A: Probably the fermented kelp. Most coastal areas around Entorais will have sea food chowders amongst their dishes. Few foreigners like the particular melange of tastes that define suupi.
Q: Have Iskandeans (or foreigners) come up with some cool modified foreign recipes with fermented kelp added in?
A: There is one fellow, a Waejiran immigrant, and proprietor of a tavern who has tried to blend Iskandean tastes with recipes from his homeland. Curries and other spicy dishes adapted to locally available seafood including the fermented kelp; it is a work in progress still.
Q: Are the spices required for those foods actually grown in the Isk Archipelago?
A: Aethios imports most of the spices he requires from his former homeland of Waejir. Efforts to grow them in a local garden so far have failed completely, or produced an inferior product.
So in the interest of getting a deeper appreciation for my imaginary people and their strange ways I decided to try making suupi on my own.
It was simple enough to start with a chowder based on my father’s old kalamojakka recipe, which I still know how to make, and adapt a few other ingredients to simulate the texture and flavour of the fermented kelp:
- 6 large potatoes, cubed
- 4 onions, chopped
- 2 lb of fish, cubed – traditional recipes toss in the head, and fins, skin and all – (I used a flank of salmon with the skin on)
- 1/2 lb of scallops – I skipped these altogether as I didn’t feel like going to buy some just for the experiment in case I had to dump it out.
- 2 cups of green cabbage, chopped
- 2 cups fermented kelp – an ingredient I didn’t have on hand so I faked the texture and flavour using (1 cup of dried black fungus – sourced from a local Asian grocer, comes cut in thin ribbons
1 package of dried seaweed, chopped
2 cups of fresh brewed coffee )
- 1 tsp allspice
- 1 tsp coarse sea salt
- 1 tsp basil
- 1 tsp curry powder
- Fill pot to cover ingredient with equal parts fresh milk and water
- boil until potatoes are soft throughout and skin falls of the fish.
Like Aethios himself, I set the pot to boil and then simmer to mix the flavours. When finished I ladled myself a hearty bowl full and sat down to eat.
8/10 will eat again, especially as I have about six quarts of the stuff to get through since I can’t seem to cook one-person meals. Not for the light of stomach or those with delicate palettes. I can say it was definitely close to what I expected. The sour seaweed flavour is noticeable enough to be off-putting to anyone not used to such flavours. The slightly chewy slippery texture from the black fungus certainly meets my imagined texture for the kelp it simulates.
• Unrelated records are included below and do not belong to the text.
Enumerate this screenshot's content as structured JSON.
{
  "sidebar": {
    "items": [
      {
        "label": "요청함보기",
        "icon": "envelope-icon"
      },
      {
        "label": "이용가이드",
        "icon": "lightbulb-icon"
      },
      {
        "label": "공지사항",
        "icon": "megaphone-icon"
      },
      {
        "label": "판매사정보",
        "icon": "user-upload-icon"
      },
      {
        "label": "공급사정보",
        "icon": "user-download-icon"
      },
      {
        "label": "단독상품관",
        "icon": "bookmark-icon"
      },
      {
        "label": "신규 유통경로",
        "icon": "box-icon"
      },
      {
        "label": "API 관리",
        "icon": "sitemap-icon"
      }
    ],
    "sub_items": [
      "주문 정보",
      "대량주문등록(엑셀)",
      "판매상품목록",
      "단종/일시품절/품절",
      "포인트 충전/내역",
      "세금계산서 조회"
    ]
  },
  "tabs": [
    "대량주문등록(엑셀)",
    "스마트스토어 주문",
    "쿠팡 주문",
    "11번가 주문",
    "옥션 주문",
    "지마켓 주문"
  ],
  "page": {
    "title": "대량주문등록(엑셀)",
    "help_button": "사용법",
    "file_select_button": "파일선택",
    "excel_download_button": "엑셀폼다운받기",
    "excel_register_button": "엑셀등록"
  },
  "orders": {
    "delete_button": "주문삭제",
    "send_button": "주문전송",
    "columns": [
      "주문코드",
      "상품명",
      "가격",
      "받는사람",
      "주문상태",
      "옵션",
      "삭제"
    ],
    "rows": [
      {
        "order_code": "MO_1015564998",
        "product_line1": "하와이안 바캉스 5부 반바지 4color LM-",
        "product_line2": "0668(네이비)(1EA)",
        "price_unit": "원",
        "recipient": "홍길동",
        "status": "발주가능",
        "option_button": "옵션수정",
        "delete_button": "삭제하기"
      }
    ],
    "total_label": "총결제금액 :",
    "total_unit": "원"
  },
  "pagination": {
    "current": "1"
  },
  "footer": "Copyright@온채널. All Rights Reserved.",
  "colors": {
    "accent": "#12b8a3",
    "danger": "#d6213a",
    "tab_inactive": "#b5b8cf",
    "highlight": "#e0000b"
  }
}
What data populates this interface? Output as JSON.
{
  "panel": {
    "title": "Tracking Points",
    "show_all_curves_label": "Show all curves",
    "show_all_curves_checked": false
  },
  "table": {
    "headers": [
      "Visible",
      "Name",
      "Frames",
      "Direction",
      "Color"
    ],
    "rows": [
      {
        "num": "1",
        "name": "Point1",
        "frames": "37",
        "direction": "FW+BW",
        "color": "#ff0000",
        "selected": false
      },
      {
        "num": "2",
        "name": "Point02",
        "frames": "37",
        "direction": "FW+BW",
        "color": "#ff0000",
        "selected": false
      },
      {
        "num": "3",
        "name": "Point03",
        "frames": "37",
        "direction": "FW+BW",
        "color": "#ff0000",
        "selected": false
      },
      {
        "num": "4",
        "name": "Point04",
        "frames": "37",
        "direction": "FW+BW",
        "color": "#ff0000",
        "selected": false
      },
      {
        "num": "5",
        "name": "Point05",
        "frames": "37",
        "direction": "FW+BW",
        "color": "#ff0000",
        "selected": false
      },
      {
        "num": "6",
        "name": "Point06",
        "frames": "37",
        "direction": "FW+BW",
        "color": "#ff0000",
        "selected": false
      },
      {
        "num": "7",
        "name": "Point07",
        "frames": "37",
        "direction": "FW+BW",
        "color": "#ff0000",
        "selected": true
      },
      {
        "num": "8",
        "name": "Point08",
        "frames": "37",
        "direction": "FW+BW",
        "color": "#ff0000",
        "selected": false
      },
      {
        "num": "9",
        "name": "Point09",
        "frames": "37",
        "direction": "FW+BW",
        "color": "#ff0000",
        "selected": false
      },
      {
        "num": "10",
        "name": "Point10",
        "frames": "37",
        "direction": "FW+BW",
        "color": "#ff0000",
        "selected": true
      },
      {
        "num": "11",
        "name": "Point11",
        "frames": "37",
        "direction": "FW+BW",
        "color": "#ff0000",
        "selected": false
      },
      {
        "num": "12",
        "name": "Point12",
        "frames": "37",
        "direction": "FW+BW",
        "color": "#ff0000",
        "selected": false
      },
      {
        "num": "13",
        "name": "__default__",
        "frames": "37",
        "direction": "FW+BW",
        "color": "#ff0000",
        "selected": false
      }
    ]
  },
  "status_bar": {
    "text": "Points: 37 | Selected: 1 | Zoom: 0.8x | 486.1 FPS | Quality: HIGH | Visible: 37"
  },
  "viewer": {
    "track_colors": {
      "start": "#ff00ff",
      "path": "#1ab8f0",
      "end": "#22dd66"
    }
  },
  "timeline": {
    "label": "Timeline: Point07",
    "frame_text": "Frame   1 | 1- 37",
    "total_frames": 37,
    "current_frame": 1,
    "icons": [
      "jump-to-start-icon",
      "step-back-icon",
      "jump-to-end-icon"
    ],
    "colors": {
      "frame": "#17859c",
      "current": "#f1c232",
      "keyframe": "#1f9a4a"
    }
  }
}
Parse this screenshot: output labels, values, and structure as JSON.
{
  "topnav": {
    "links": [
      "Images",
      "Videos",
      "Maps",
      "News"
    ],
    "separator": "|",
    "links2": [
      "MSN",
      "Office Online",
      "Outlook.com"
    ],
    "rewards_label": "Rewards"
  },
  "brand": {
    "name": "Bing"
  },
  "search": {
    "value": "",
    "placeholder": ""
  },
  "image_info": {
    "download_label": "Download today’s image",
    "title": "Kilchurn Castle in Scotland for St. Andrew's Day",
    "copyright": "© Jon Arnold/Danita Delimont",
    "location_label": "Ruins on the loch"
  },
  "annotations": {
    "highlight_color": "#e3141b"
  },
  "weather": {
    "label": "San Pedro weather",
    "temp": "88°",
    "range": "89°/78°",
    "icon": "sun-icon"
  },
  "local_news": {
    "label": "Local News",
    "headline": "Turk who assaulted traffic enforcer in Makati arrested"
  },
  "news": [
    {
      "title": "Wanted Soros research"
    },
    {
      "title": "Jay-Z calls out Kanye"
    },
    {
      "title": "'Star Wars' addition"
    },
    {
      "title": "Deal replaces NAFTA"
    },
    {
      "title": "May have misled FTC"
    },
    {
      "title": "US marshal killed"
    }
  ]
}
I can certainly commiserate with my fictional tavern keeper, and his efforts to improve upon such a unique cultural dish to no avail.